1,2-Dibromo-4-(1,2-dibromoethyl)-cyclohexane (DBE-DBCH; formerly abbreviated as TBECH) and tris(methylphenyl) phosphate (TMPP; formerly abbreviated as TCP) are additive flame retardants that are detected in the environment and biota. A recent avian in vitro screening study of 16 flame retardants identified DBE-DBCH and TMPP as important chemicals for follow-up in ovo evaluation based on their effects on cytotoxicity and mRNA expression in avian hepatocytes. In this study, technical mixtures of DBE-DBCH and TMPP were injected into the air cell of chicken embryos at concentrations ranging from 0 to 54,900ng/g and from 0 to 261,400ng/g, respectively, to determine effects on pipping success, development, hepatic mRNA expression, thyroid hormone levels, and circulating bile acid concentrations. Both compounds were detectable in embryos at pipping and the ?-DBE-DBCH isomer was depleted more rapidly than the ?-isomer in tissue samples. DBE-DBCH had limited effects on the endpoints measured, with the exception of the up-regulation of two phase I metabolising enzymes, CYP3A37 and CYP2H1. TMPP exposure caused embryonic deformities, altered growth, increased liver somatic index (LSI) and plasma bile acid concentrations, and altered mRNA expression levels of genes associated with xenobiotic and lipid metabolism and the thyroid hormone pathway. Overall, TMPP elicited more adverse molecular and phenotypic effects than DBE-DBCH albeit at concentrations several orders of magnitude greater than those detected in the environment. The increase in plasma bile acid concentrations was a useful phenotypic anchor as it was associated with a concomitant increase in LSI, discoloration of the liver tissue, and modulation of hepatic genes involved with xenobiotic and lipid metabolism.
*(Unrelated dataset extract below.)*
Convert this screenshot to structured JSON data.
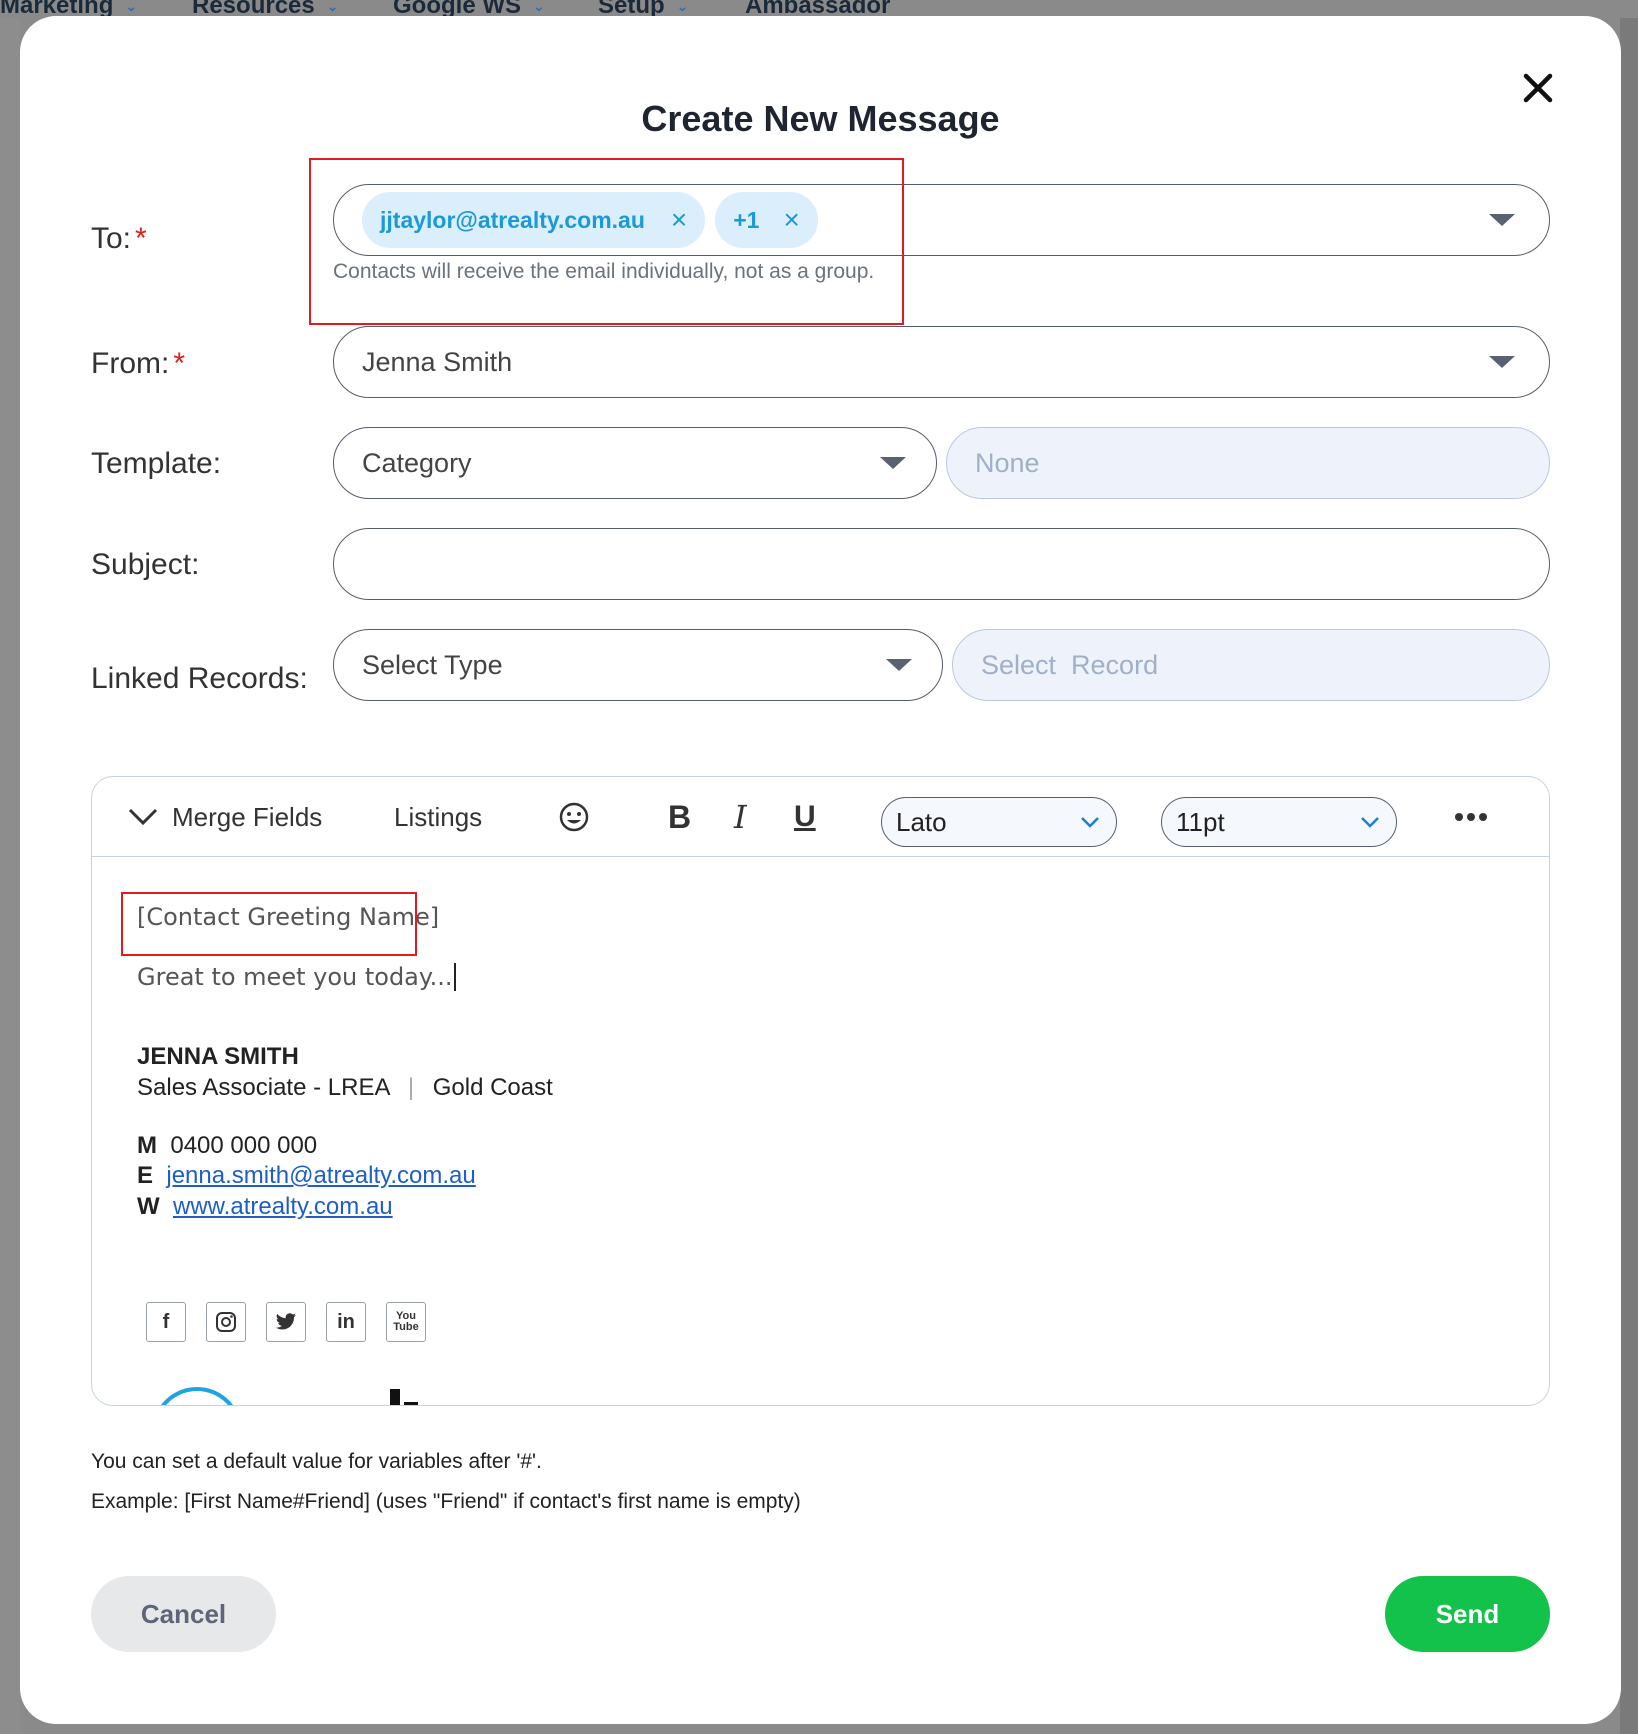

Authors: Crump D, Porter E, Egloff C, Williams KL, Letcher RJ, Gauthier LT, Kennedy SW. ;Full Sources: Toxicology & Applied Pharmacology. 2014 Jun 15;277(3):279-87. doi:10.1016/j.taap.2014.03.028. Epub 2014 Apr 12. ;